## Your assignment
Reproduce each entry below exactly as it appears.

## Provided records
Content starts
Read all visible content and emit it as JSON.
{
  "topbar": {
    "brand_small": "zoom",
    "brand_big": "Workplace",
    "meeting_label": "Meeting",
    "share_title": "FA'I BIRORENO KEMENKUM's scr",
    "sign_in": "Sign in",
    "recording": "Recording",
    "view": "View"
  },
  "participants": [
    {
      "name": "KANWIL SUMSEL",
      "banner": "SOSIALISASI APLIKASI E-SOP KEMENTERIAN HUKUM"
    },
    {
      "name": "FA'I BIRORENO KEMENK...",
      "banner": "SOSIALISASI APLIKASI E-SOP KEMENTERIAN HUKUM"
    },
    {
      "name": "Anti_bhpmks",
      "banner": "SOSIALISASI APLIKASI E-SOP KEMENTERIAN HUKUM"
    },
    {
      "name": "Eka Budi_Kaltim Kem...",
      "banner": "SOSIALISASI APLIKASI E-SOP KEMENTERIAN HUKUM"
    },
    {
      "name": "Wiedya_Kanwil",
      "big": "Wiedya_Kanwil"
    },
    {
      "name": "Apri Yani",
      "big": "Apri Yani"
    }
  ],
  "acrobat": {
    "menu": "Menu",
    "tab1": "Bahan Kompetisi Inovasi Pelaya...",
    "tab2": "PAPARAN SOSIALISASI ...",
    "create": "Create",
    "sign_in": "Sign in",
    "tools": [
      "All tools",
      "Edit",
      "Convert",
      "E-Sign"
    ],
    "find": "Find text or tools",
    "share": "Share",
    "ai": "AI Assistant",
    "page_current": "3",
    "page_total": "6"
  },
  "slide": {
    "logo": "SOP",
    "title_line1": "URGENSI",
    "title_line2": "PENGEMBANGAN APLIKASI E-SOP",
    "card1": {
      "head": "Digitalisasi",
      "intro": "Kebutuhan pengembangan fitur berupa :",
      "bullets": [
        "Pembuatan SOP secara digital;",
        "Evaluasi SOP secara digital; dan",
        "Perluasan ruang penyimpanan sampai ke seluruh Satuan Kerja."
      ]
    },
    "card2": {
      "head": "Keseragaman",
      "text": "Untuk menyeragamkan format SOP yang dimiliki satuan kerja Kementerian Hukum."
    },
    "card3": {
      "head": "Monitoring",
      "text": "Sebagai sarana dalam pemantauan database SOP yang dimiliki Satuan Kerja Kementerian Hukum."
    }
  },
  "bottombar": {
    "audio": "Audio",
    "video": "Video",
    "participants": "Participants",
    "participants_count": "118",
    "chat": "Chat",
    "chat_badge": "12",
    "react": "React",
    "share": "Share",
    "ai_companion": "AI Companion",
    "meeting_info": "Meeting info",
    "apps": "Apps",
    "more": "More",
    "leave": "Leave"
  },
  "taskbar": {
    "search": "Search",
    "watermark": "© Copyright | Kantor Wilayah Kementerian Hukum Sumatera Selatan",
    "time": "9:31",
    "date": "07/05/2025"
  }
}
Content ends
## Result for this task
Read all visible content and emit it as JSON.
{
  "topbar": {
    "brand_small": "zoom",
    "brand_big": "Workplace",
    "meeting_label": "Meeting",
    "share_title": "FA'I BIRORENO KEMENKUM's scr",
    "sign_in": "Sign in",
    "recording": "Recording",
    "view": "View"
  },
  "participants": [
    {
      "name": "KANWIL SUMSEL",
      "banner": "SOSIALISASI APLIKASI E-SOP KEMENTERIAN HUKUM"
    },
    {
      "name": "FA'I BIRORENO KEMENK...",
      "banner": "SOSIALISASI APLIKASI E-SOP KEMENTERIAN HUKUM"
    },
    {
      "name": "Anti_bhpmks",
      "banner": "SOSIALISASI APLIKASI E-SOP KEMENTERIAN HUKUM"
    },
    {
      "name": "Eka Budi_Kaltim Kem...",
      "banner": "SOSIALISASI APLIKASI E-SOP KEMENTERIAN HUKUM"
    },
    {
      "name": "Wiedya_Kanwil",
      "big": "Wiedya_Kanwil"
    },
    {
      "name": "Apri Yani",
      "big": "Apri Yani"
    }
  ],
  "acrobat": {
    "menu": "Menu",
    "tab1": "Bahan Kompetisi Inovasi Pelaya...",
    "tab2": "PAPARAN SOSIALISASI ...",
    "create": "Create",
    "sign_in": "Sign in",
    "tools": [
      "All tools",
      "Edit",
      "Convert",
      "E-Sign"
    ],
    "find": "Find text or tools",
    "share": "Share",
    "ai": "AI Assistant",
    "page_current": "3",
    "page_total": "6"
  },
  "slide": {
    "logo": "SOP",
    "title_line1": "URGENSI",
    "title_line2": "PENGEMBANGAN APLIKASI E-SOP",
    "card1": {
      "head": "Digitalisasi",
      "intro": "Kebutuhan pengembangan fitur berupa :",
      "bullets": [
        "Pembuatan SOP secara digital;",
        "Evaluasi SOP secara digital; dan",
        "Perluasan ruang penyimpanan sampai ke seluruh Satuan Kerja."
      ]
    },
    "card2": {
      "head": "Keseragaman",
      "text": "Untuk menyeragamkan format SOP yang dimiliki satuan kerja Kementerian Hukum."
    },
    "card3": {
      "head": "Monitoring",
      "text": "Sebagai sarana dalam pemantauan database SOP yang dimiliki Satuan Kerja Kementerian Hukum."
    }
  },
  "bottombar": {
    "audio": "Audio",
    "video": "Video",
    "participants": "Participants",
    "participants_count": "118",
    "chat": "Chat",
    "chat_badge": "12",
    "react": "React",
    "share": "Share",
    "ai_companion": "AI Companion",
    "meeting_info": "Meeting info",
    "apps": "Apps",
    "more": "More",
    "leave": "Leave"
  },
  "taskbar": {
    "search": "Search",
    "watermark": "© Copyright | Kantor Wilayah Kementerian Hukum Sumatera Selatan",
    "time": "9:31",
    "date": "07/05/2025"
  }
}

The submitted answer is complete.